Rather than searching for a command through your entire command history by pressing the up arrow, you can type as much of the command as you remember and then press up. Only commands beginning with what you typed are displayed.


In bash the variable PS1 is not very descriptive. The zsh equivalent is appropriately named PROMPT.

There are all kinds of fancy things you can do with your prompt including changing the colors. Available colors are as follows:

Global Alias

Using the -g flag with the alias command allows them to expand even after the command position. For example:

$ alias -g short="long"
$ echo short

Built-In Config Setup Utility

When zsh starts it checks for configuration files. If none exist it prompts the following:

This is the Z Shell configuration function for new users,
You are seeing this message because you have no zsh startup files
(the files .zshenv, .zprofile, .zshrc, .zlogin in the directory
~).  This function can help you with a few settings that should
make your use of the shell easier.

You can:

(q)  Quit and do nothing.  The function will be run again next time.

(0)  Exit, creating the file ~/.zshrc containing just a comment.
That will prevent this function being run again.

(1)  Continue to the main menu.

--- Type one of the keys in parentheses ---

The setup utility is well organized, and straight forward. It is worth taking the time to set everything up for your own preferences. It is certainly the first thing a new zsh user should do. Otherwise the default settings are quite bad. I think this is intentional to motivate users to actually use the setup utility.

Each of the features mentioned above can be customized via the utility.


A project to encourage people to switch to zsh by easing the transition considerably exists called Oh My Zsh!. The creation story is fascinating and worth the read.

Personally the thought of running unknown code downloaded from the internet each time the shell starts terrifies me. Especially as root or on a personal user's account. Think about it: the security of this is only as strong as Robby Russel's email password. However, realistically this risk is very low. And if you're not lazy like I am, you can read through the code line by line to see what it's doing and know for sure everything is fine.

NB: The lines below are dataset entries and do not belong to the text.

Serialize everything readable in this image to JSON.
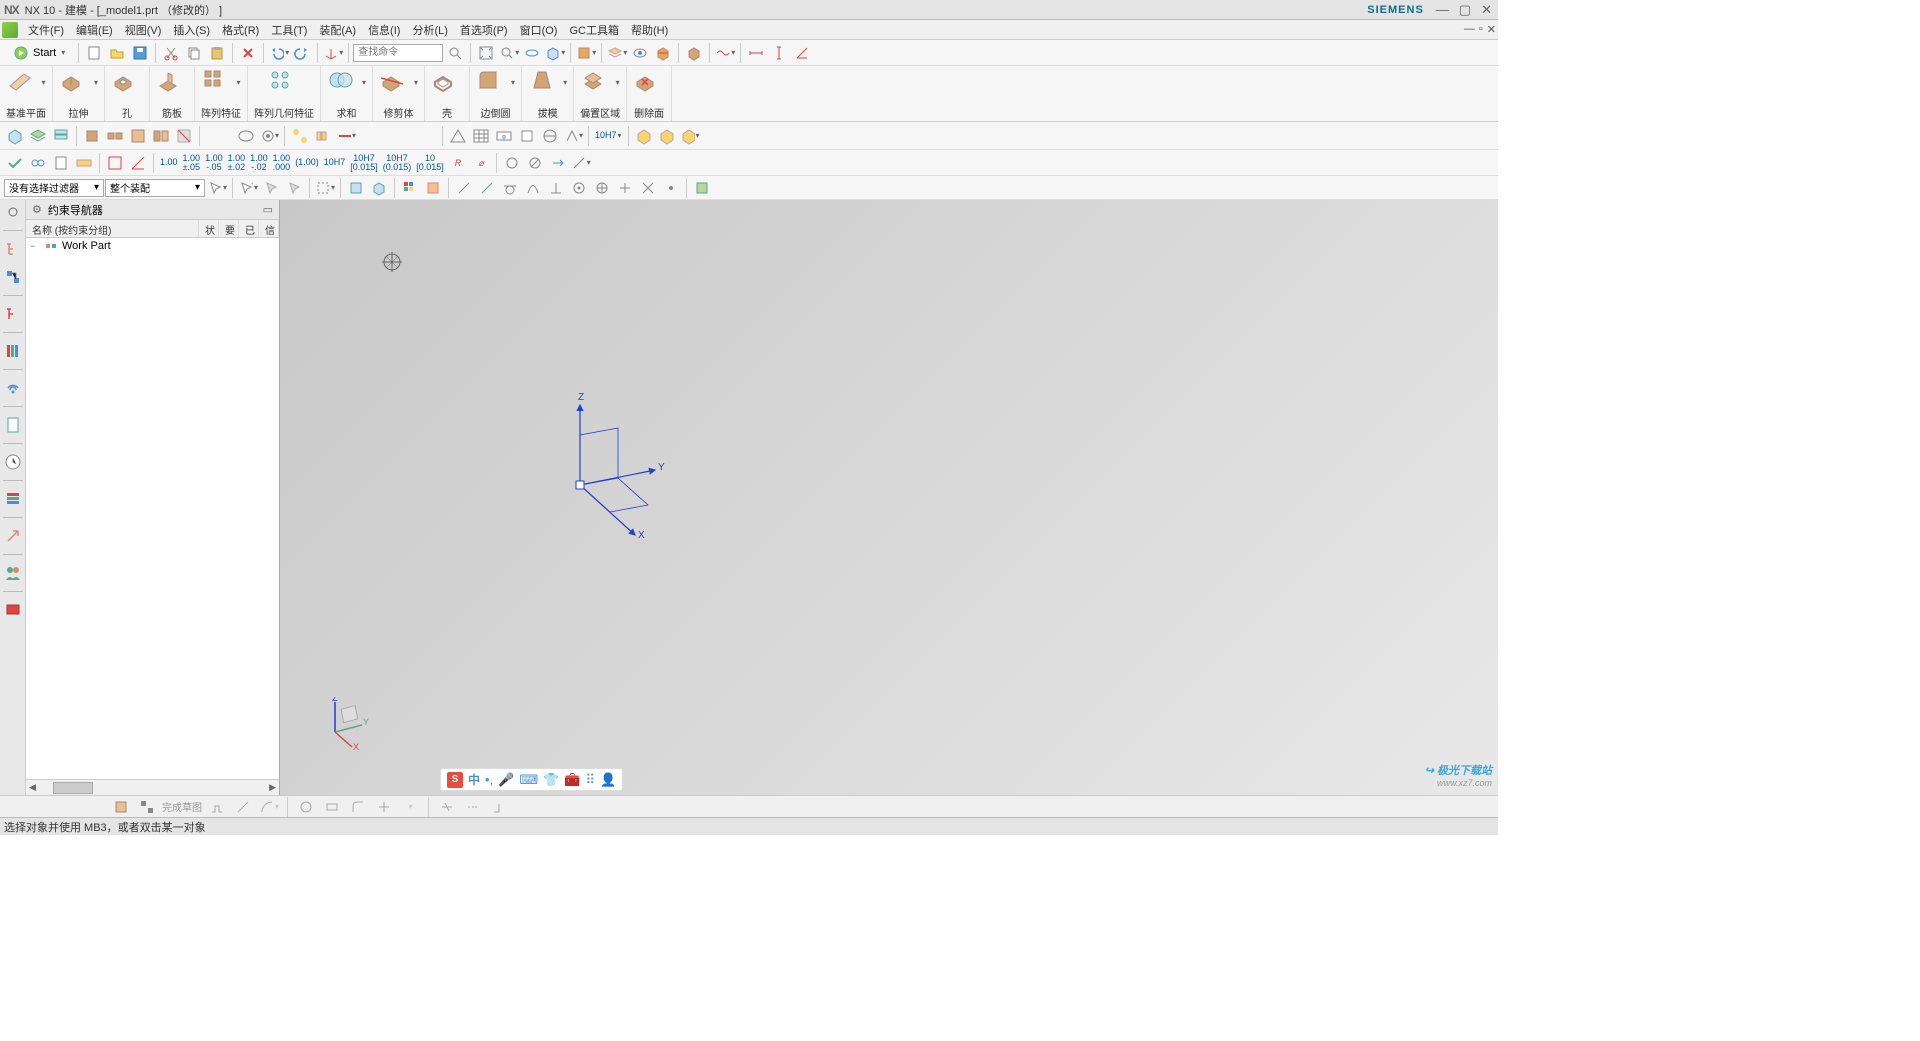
{
  "titlebar": {
    "logo": "NX",
    "title": "NX 10 - 建模 - [_model1.prt （修改的） ]",
    "brand": "SIEMENS"
  },
  "menubar": {
    "items": [
      "文件(F)",
      "编辑(E)",
      "视图(V)",
      "插入(S)",
      "格式(R)",
      "工具(T)",
      "装配(A)",
      "信息(I)",
      "分析(L)",
      "首选项(P)",
      "窗口(O)",
      "GC工具箱",
      "帮助(H)"
    ]
  },
  "toolbar1": {
    "start_label": "Start",
    "search_placeholder": "查找命令"
  },
  "ribbon": {
    "groups": [
      {
        "label": "基准平面"
      },
      {
        "label": "拉伸"
      },
      {
        "label": "孔"
      },
      {
        "label": "筋板"
      },
      {
        "label": "阵列特征"
      },
      {
        "label": "阵列几何特征"
      },
      {
        "label": "求和"
      },
      {
        "label": "修剪体"
      },
      {
        "label": "壳"
      },
      {
        "label": "边倒圆"
      },
      {
        "label": "拔模"
      },
      {
        "label": "偏置区域"
      },
      {
        "label": "删除面"
      }
    ]
  },
  "dim_labels": [
    "1.00",
    "1.00\n±.05",
    "1.00\n-.05",
    "1.00\n±.02",
    "1.00\n-.02",
    "1.00\n.000",
    "(1.00)",
    "10H7",
    "10H7\n[0.015]",
    "10H7\n(0.015)",
    "10\n[0.015]"
  ],
  "selectors": {
    "filter": "没有选择过滤器",
    "assembly": "整个装配"
  },
  "nav": {
    "title": "约束导航器",
    "columns": {
      "name": "名称 (按约束分组)",
      "c2": "状",
      "c3": "要",
      "c4": "已",
      "c5": "信"
    },
    "tree": {
      "root": "Work Part"
    }
  },
  "csys": {
    "x": "X",
    "y": "Y",
    "z": "Z"
  },
  "triad": {
    "x": "X",
    "y": "Y",
    "z": "Z"
  },
  "bottom": {
    "sketch_label": "完成草图"
  },
  "status": {
    "text": "选择对象并使用 MB3，或者双击某一对象"
  },
  "ime": {
    "lang": "中",
    "logo": "S"
  },
  "watermark": {
    "line1": "极光下载站",
    "line2": "www.xz7.com"
  }
}
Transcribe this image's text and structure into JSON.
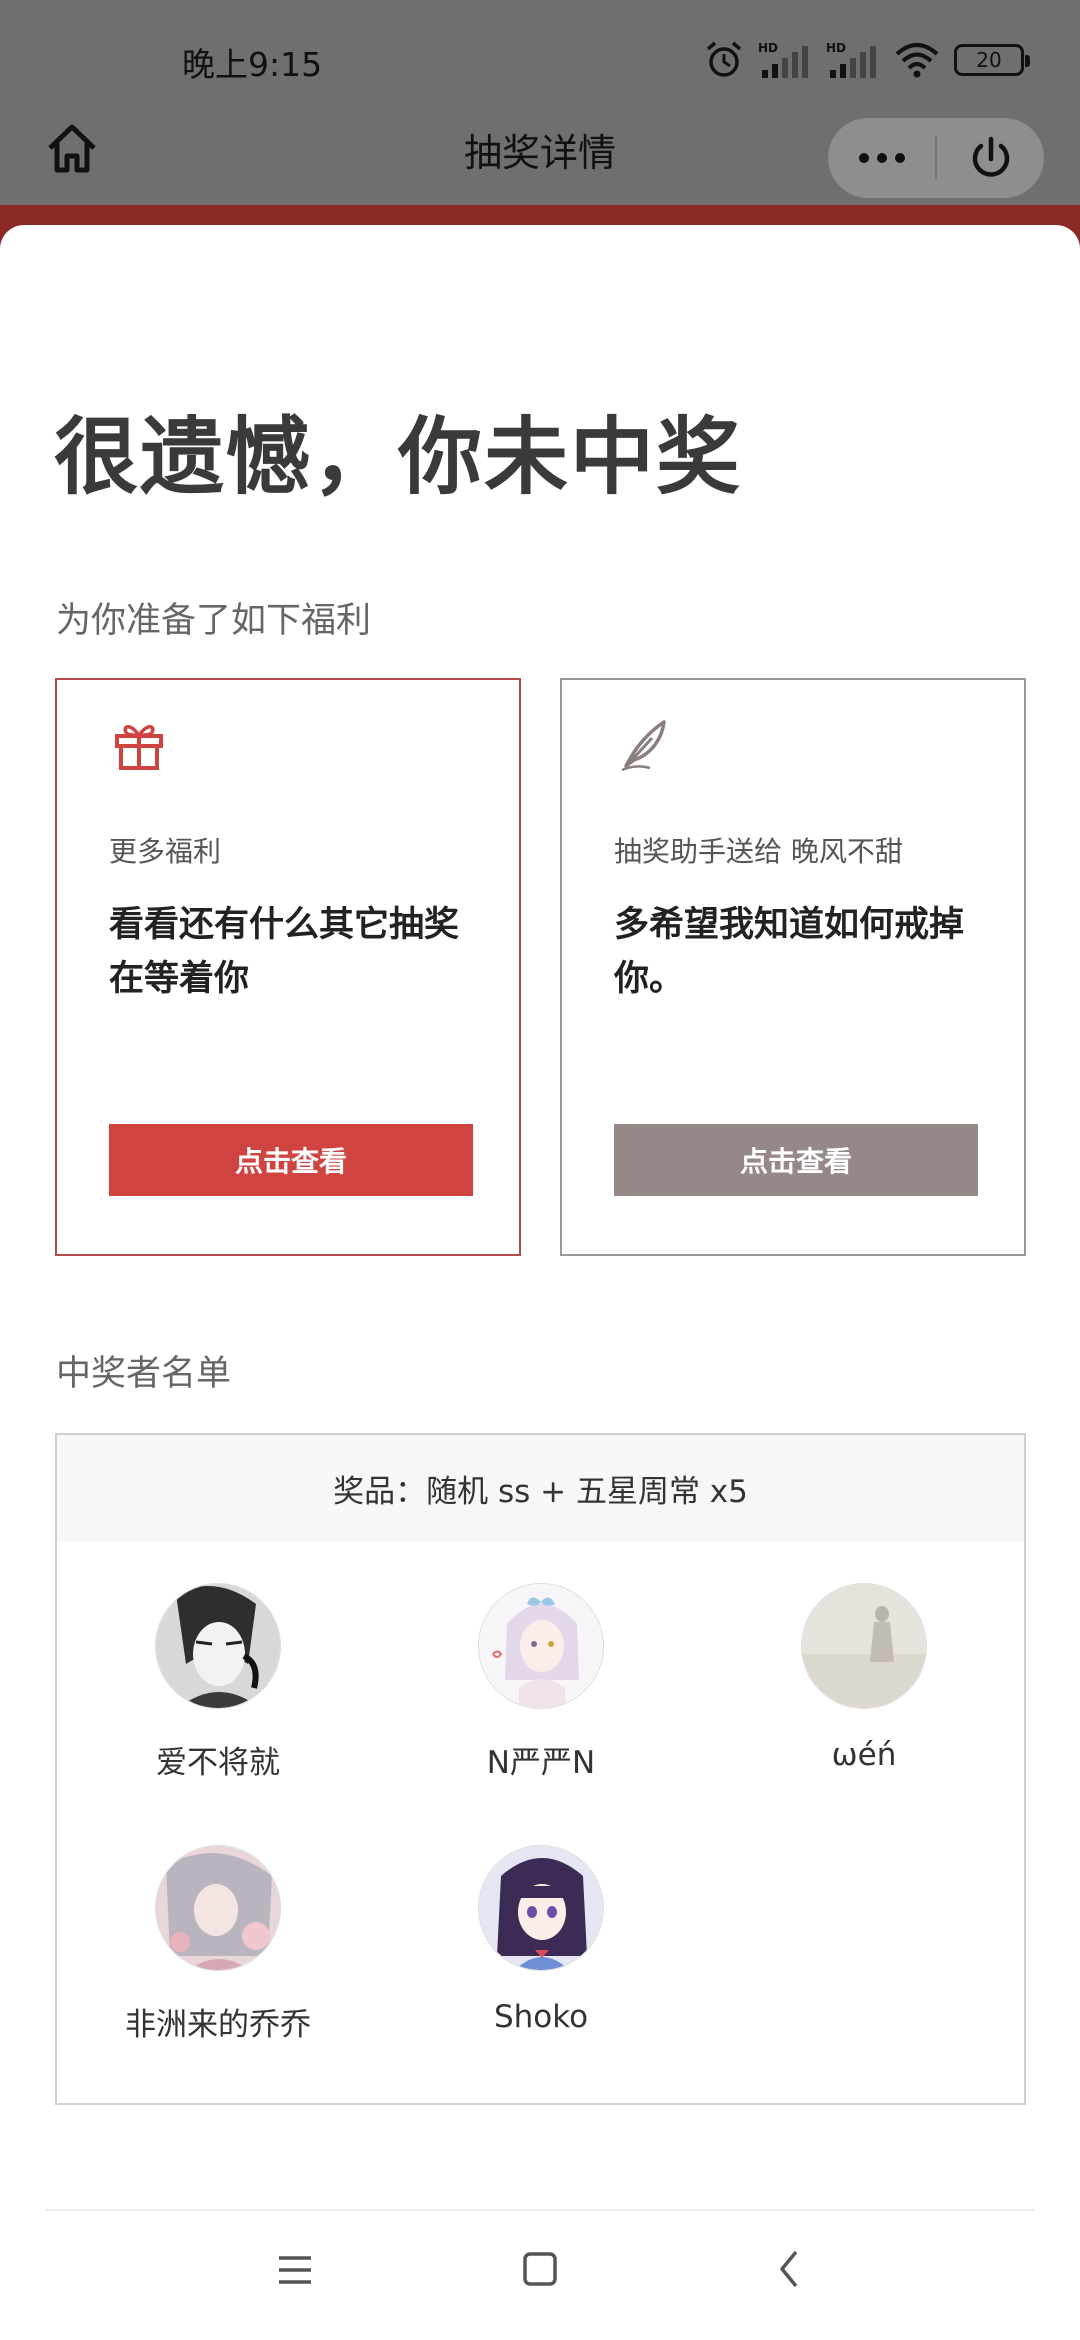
{
  "status_bar": {
    "time": "晚上9:15",
    "battery": "20",
    "icons": [
      "alarm-icon",
      "hd-signal-icon",
      "hd-signal-icon",
      "wifi-icon",
      "battery-icon"
    ]
  },
  "nav": {
    "title": "抽奖详情",
    "home_icon": "home-icon",
    "more_icon": "more-dots-icon",
    "close_icon": "power-icon"
  },
  "result": {
    "headline": "很遗憾，你未中奖"
  },
  "benefits": {
    "label": "为你准备了如下福利",
    "cards": [
      {
        "icon": "gift-icon",
        "subtitle": "更多福利",
        "text": "看看还有什么其它抽奖在等着你",
        "button": "点击查看",
        "accent": "#cf4441"
      },
      {
        "icon": "feather-icon",
        "subtitle": "抽奖助手送给 晚风不甜",
        "text": "多希望我知道如何戒掉你。",
        "button": "点击查看",
        "accent": "#958887"
      }
    ]
  },
  "winners": {
    "label": "中奖者名单",
    "prize": "奖品：随机 ss + 五星周常 x5",
    "list": [
      {
        "name": "爱不将就"
      },
      {
        "name": "N严严N"
      },
      {
        "name": "ωéń"
      },
      {
        "name": "非洲来的乔乔"
      },
      {
        "name": "Shoko"
      }
    ]
  },
  "system_nav": {
    "icons": [
      "menu-icon",
      "home-square-icon",
      "back-icon"
    ]
  }
}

Assuming you either don't mind the security issue I mentioned and just want to get zsh up and off the ground as soon as possible or have gone to the effort of reading through the code, Oh My Zsh! is really great.